▸ **Work order**
The records are given next. Repeat each one exactly.

▸ **Stored entries**

§

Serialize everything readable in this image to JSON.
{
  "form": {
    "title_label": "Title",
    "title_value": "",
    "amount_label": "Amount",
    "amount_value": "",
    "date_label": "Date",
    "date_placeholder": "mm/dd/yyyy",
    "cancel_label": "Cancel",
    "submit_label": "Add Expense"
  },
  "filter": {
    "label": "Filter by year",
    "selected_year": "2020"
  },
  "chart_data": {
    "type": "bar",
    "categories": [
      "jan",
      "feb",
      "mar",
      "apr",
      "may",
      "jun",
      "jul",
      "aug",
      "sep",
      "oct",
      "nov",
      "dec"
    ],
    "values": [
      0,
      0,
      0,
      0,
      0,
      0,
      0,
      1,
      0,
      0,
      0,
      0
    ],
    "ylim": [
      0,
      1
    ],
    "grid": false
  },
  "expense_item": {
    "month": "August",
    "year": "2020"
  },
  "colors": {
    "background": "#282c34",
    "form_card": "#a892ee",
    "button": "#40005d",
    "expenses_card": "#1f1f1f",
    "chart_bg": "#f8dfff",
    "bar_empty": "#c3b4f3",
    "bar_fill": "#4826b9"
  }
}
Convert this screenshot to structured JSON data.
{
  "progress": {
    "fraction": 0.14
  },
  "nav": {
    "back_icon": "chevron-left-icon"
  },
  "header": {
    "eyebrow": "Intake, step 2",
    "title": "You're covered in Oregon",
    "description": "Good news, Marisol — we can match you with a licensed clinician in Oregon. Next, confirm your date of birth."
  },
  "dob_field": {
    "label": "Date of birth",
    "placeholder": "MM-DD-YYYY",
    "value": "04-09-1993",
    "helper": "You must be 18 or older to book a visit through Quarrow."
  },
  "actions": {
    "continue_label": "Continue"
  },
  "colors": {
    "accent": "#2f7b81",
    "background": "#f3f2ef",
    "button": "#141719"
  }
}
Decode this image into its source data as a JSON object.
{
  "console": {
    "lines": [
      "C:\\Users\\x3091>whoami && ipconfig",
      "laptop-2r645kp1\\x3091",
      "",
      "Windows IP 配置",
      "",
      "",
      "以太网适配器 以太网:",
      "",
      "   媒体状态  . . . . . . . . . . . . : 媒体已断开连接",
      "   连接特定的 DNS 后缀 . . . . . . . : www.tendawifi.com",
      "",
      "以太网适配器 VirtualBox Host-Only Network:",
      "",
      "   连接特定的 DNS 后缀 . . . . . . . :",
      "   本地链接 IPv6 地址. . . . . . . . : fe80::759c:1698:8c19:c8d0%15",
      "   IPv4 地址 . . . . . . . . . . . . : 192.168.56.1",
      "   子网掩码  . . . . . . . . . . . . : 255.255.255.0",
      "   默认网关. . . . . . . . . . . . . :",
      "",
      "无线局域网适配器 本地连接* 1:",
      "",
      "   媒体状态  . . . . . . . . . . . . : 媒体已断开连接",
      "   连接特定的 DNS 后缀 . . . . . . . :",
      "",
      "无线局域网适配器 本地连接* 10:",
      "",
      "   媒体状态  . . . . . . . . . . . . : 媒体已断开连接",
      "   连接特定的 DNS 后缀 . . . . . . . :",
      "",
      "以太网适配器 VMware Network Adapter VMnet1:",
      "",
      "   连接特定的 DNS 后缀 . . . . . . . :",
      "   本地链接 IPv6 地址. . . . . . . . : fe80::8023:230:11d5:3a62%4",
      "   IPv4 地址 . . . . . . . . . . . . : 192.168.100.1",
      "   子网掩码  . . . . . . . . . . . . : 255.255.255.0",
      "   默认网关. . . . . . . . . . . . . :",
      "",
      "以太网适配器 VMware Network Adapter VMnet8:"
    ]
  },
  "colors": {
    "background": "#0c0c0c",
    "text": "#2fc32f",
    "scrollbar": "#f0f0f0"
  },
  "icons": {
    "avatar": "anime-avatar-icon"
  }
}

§

▸ **Result of the task**
Serialize everything readable in this image to JSON.
{
  "form": {
    "title_label": "Title",
    "title_value": "",
    "amount_label": "Amount",
    "amount_value": "",
    "date_label": "Date",
    "date_placeholder": "mm/dd/yyyy",
    "cancel_label": "Cancel",
    "submit_label": "Add Expense"
  },
  "filter": {
    "label": "Filter by year",
    "selected_year": "2020"
  },
  "chart_data": {
    "type": "bar",
    "categories": [
      "jan",
      "feb",
      "mar",
      "apr",
      "may",
      "jun",
      "jul",
      "aug",
      "sep",
      "oct",
      "nov",
      "dec"
    ],
    "values": [
      0,
      0,
      0,
      0,
      0,
      0,
      0,
      1,
      0,
      0,
      0,
      0
    ],
    "ylim": [
      0,
      1
    ],
    "grid": false
  },
  "expense_item": {
    "month": "August",
    "year": "2020"
  },
  "colors": {
    "background": "#282c34",
    "form_card": "#a892ee",
    "button": "#40005d",
    "expenses_card": "#1f1f1f",
    "chart_bg": "#f8dfff",
    "bar_empty": "#c3b4f3",
    "bar_fill": "#4826b9"
  }
}
Convert this screenshot to structured JSON data.
{
  "progress": {
    "fraction": 0.14
  },
  "nav": {
    "back_icon": "chevron-left-icon"
  },
  "header": {
    "eyebrow": "Intake, step 2",
    "title": "You're covered in Oregon",
    "description": "Good news, Marisol — we can match you with a licensed clinician in Oregon. Next, confirm your date of birth."
  },
  "dob_field": {
    "label": "Date of birth",
    "placeholder": "MM-DD-YYYY",
    "value": "04-09-1993",
    "helper": "You must be 18 or older to book a visit through Quarrow."
  },
  "actions": {
    "continue_label": "Continue"
  },
  "colors": {
    "accent": "#2f7b81",
    "background": "#f3f2ef",
    "button": "#141719"
  }
}
Decode this image into its source data as a JSON object.
{
  "console": {
    "lines": [
      "C:\\Users\\x3091>whoami && ipconfig",
      "laptop-2r645kp1\\x3091",
      "",
      "Windows IP 配置",
      "",
      "",
      "以太网适配器 以太网:",
      "",
      "   媒体状态  . . . . . . . . . . . . : 媒体已断开连接",
      "   连接特定的 DNS 后缀 . . . . . . . : www.tendawifi.com",
      "",
      "以太网适配器 VirtualBox Host-Only Network:",
      "",
      "   连接特定的 DNS 后缀 . . . . . . . :",
      "   本地链接 IPv6 地址. . . . . . . . : fe80::759c:1698:8c19:c8d0%15",
      "   IPv4 地址 . . . . . . . . . . . . : 192.168.56.1",
      "   子网掩码  . . . . . . . . . . . . : 255.255.255.0",
      "   默认网关. . . . . . . . . . . . . :",
      "",
      "无线局域网适配器 本地连接* 1:",
      "",
      "   媒体状态  . . . . . . . . . . . . : 媒体已断开连接",
      "   连接特定的 DNS 后缀 . . . . . . . :",
      "",
      "无线局域网适配器 本地连接* 10:",
      "",
      "   媒体状态  . . . . . . . . . . . . : 媒体已断开连接",
      "   连接特定的 DNS 后缀 . . . . . . . :",
      "",
      "以太网适配器 VMware Network Adapter VMnet1:",
      "",
      "   连接特定的 DNS 后缀 . . . . . . . :",
      "   本地链接 IPv6 地址. . . . . . . . : fe80::8023:230:11d5:3a62%4",
      "   IPv4 地址 . . . . . . . . . . . . : 192.168.100.1",
      "   子网掩码  . . . . . . . . . . . . : 255.255.255.0",
      "   默认网关. . . . . . . . . . . . . :",
      "",
      "以太网适配器 VMware Network Adapter VMnet8:"
    ]
  },
  "colors": {
    "background": "#0c0c0c",
    "text": "#2fc32f",
    "scrollbar": "#f0f0f0"
  },
  "icons": {
    "avatar": "anime-avatar-icon"
  }
}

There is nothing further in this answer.